[Input Boundary: Start]

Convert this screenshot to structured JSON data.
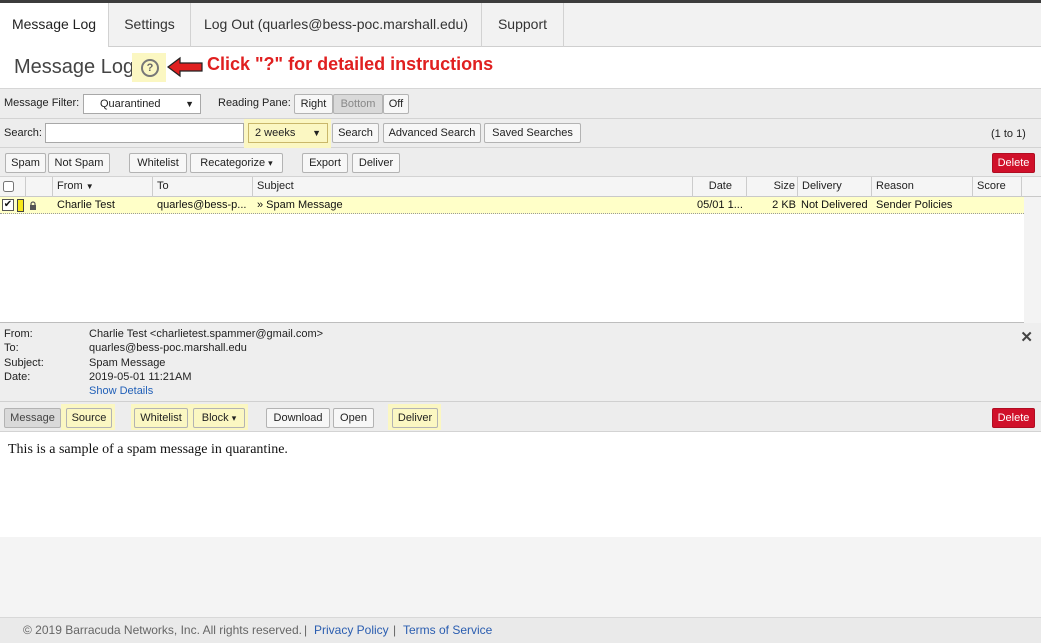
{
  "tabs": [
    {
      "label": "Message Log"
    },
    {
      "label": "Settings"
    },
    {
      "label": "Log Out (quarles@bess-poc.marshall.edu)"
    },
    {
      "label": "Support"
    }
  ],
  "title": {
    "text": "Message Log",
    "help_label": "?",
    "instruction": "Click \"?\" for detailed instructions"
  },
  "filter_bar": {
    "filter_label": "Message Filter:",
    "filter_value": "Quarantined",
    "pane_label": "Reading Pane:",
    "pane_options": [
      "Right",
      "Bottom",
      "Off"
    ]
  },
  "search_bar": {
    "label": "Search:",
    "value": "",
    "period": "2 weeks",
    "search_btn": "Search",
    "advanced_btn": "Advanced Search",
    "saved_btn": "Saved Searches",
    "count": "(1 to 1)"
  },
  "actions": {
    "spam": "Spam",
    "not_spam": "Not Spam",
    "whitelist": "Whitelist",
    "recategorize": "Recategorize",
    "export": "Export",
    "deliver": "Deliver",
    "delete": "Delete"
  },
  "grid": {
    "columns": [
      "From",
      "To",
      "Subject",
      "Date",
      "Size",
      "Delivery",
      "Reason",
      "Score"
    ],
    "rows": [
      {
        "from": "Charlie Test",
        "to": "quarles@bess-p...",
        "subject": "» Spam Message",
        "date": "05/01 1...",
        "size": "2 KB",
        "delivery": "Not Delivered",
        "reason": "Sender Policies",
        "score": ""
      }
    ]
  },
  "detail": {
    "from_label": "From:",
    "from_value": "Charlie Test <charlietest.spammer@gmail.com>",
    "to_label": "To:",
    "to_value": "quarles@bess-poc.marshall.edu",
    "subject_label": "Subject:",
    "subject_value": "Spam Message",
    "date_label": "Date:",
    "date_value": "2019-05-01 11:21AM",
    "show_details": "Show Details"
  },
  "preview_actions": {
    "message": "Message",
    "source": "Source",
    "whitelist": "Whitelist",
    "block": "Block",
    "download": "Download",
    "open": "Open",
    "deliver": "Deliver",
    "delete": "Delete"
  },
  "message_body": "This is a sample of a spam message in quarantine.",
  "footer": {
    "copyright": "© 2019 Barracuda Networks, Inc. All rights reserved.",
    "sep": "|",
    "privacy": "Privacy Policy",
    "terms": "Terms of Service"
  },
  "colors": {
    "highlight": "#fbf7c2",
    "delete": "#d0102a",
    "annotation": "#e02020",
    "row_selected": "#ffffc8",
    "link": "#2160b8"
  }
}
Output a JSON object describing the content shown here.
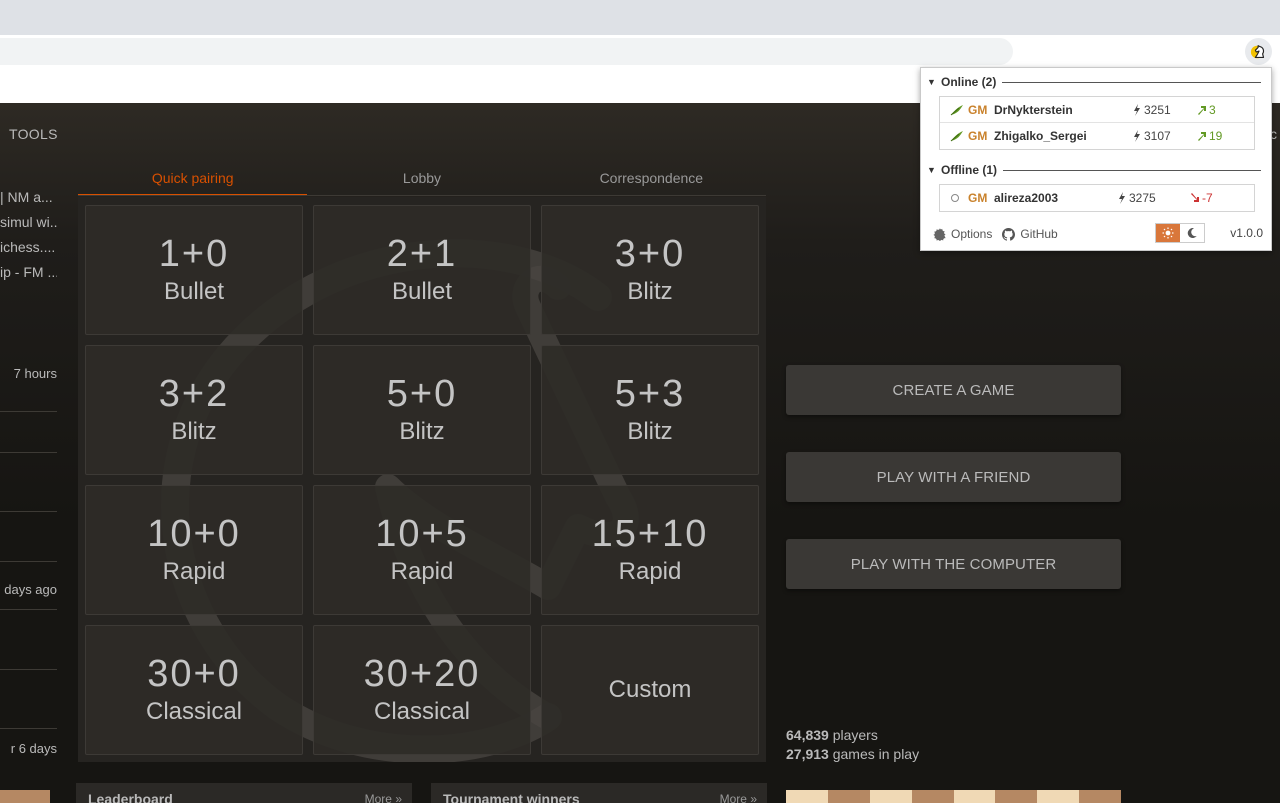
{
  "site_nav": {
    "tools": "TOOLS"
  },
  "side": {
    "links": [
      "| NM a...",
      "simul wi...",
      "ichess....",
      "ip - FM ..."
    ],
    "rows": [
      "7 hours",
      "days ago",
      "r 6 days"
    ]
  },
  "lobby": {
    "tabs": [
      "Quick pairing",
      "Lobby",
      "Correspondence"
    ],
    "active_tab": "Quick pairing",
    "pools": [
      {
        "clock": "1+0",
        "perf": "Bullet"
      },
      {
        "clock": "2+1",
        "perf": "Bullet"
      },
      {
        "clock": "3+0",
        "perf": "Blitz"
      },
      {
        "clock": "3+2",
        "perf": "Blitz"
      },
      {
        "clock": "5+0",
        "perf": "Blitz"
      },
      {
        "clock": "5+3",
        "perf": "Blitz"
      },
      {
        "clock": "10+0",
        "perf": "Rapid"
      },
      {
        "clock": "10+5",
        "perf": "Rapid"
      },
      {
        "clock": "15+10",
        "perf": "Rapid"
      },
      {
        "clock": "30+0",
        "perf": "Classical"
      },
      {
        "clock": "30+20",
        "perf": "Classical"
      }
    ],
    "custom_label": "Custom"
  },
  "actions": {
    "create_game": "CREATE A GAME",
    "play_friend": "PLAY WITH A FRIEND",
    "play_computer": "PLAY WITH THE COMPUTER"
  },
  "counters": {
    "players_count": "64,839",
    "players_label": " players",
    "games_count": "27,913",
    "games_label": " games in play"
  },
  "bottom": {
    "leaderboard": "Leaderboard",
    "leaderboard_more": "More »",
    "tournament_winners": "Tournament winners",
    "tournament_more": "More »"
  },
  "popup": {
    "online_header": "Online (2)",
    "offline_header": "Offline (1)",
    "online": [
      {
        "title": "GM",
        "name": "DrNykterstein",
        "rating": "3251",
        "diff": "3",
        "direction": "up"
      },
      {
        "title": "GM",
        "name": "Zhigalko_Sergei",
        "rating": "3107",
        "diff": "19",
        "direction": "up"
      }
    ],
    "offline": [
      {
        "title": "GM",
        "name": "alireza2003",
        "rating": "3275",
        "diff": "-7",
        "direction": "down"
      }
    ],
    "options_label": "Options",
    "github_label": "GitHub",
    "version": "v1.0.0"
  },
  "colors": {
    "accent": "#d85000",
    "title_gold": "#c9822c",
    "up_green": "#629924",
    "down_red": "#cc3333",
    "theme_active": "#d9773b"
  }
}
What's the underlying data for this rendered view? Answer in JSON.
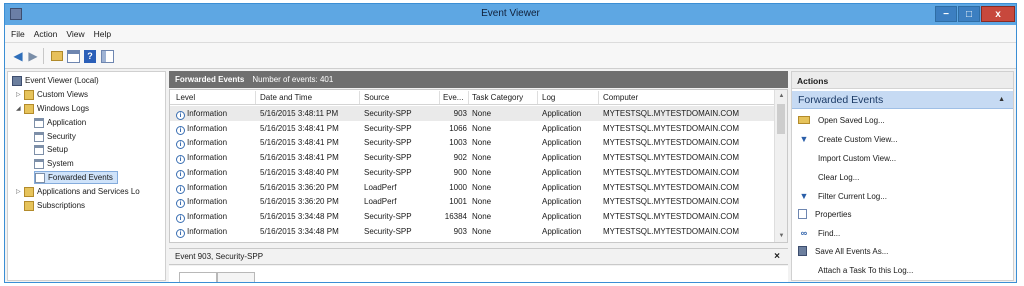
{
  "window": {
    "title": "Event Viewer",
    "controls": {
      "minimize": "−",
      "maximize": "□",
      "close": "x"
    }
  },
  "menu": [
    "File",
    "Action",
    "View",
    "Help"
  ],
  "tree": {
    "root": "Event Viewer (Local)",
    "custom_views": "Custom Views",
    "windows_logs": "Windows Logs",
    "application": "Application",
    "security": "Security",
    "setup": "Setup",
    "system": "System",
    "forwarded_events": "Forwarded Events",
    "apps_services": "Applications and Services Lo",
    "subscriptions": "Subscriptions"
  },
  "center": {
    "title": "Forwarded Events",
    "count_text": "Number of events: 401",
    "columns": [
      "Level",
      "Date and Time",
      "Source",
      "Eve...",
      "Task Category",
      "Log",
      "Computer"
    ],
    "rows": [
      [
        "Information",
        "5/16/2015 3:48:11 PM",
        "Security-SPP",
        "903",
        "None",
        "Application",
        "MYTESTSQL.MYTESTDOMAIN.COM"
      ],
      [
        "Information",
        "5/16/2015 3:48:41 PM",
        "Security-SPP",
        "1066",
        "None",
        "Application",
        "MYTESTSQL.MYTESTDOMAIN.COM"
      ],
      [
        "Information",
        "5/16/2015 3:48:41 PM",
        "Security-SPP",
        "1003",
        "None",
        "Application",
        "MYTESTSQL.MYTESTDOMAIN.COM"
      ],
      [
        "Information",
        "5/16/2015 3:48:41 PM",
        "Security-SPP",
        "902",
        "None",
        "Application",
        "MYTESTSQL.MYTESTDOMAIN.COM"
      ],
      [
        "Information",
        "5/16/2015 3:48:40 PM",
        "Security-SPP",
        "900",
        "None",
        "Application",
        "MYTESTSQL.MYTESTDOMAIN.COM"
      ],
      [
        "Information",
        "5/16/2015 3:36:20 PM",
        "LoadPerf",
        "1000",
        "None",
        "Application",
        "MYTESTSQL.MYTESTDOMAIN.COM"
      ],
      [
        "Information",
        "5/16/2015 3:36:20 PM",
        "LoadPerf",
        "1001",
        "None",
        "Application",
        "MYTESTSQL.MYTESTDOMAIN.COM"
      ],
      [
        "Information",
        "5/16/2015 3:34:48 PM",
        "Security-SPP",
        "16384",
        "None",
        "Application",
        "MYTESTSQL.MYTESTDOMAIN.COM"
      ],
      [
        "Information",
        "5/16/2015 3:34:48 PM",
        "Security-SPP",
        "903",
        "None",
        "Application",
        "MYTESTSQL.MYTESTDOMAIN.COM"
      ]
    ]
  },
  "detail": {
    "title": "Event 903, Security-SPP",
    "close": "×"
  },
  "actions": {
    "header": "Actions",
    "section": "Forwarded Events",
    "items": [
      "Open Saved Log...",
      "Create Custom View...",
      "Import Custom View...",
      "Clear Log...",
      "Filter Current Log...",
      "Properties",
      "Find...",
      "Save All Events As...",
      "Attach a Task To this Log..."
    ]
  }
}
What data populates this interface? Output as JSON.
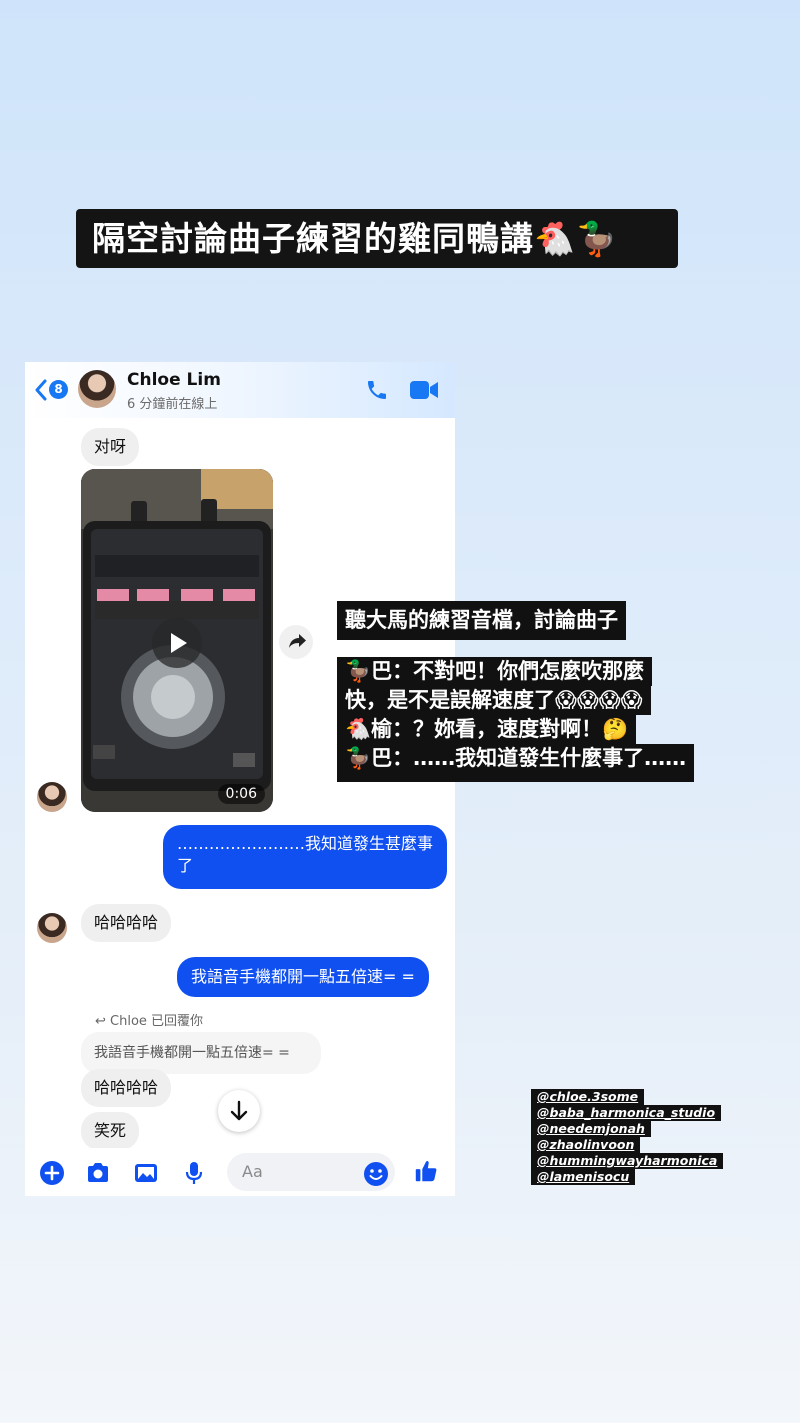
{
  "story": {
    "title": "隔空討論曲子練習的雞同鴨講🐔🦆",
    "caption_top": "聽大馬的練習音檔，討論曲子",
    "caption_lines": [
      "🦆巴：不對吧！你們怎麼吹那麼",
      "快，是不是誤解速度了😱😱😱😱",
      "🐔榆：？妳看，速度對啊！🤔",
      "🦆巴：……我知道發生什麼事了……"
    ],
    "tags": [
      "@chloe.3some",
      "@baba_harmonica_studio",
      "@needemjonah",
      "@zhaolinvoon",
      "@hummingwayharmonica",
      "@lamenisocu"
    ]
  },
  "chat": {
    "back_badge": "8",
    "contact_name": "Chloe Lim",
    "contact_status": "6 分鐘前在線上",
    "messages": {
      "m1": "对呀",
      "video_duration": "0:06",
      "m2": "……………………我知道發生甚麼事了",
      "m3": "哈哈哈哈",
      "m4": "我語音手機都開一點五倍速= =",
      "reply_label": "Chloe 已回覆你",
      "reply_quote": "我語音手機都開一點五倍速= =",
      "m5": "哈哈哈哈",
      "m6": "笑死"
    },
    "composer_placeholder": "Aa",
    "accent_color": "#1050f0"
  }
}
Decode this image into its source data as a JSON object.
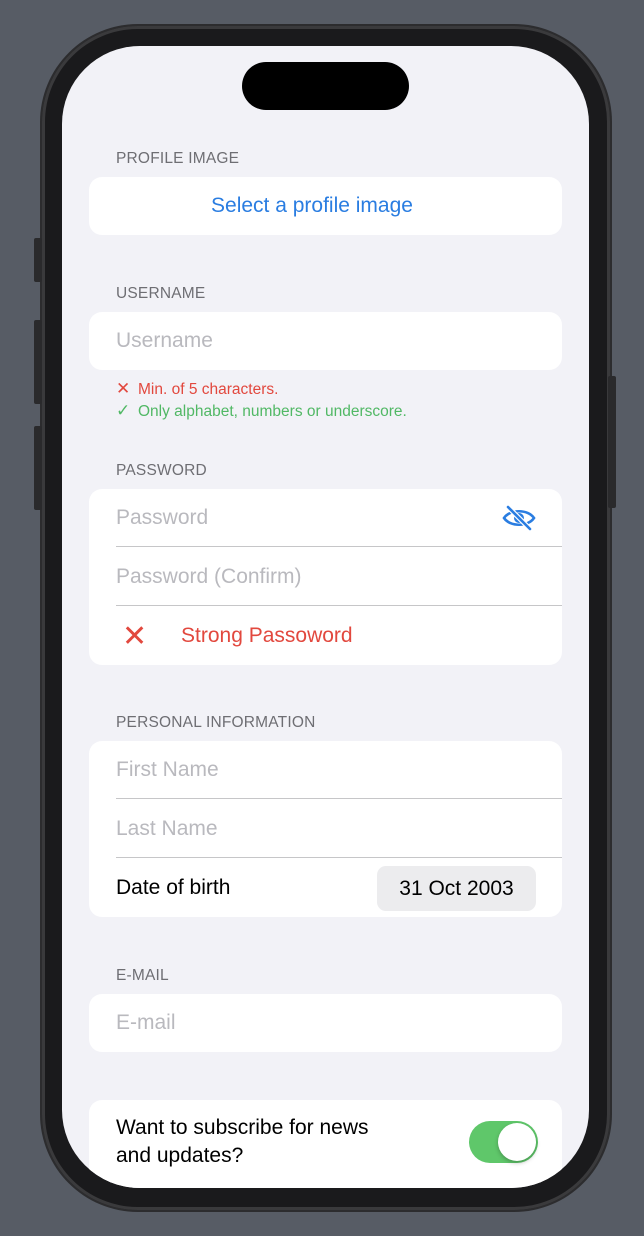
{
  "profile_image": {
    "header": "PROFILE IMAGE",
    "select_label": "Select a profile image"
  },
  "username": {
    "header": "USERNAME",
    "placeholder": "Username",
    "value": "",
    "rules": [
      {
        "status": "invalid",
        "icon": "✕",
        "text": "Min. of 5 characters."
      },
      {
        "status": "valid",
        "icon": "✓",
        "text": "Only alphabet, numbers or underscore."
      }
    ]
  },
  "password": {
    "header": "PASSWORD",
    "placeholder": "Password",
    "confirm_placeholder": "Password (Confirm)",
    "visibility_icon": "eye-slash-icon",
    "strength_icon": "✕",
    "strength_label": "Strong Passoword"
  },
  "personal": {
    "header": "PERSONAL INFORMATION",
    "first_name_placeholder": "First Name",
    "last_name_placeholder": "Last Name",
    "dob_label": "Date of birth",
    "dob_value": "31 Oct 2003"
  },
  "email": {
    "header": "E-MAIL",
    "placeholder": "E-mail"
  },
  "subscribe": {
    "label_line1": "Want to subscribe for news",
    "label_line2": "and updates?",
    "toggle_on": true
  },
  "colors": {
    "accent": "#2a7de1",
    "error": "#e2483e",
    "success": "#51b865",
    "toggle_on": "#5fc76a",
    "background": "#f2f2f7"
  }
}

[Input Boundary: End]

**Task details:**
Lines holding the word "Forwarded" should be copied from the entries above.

**The answer:**
    "forwarded_events": "Forwarded Events",
    "title": "Forwarded Events",
    "section": "Forwarded Events",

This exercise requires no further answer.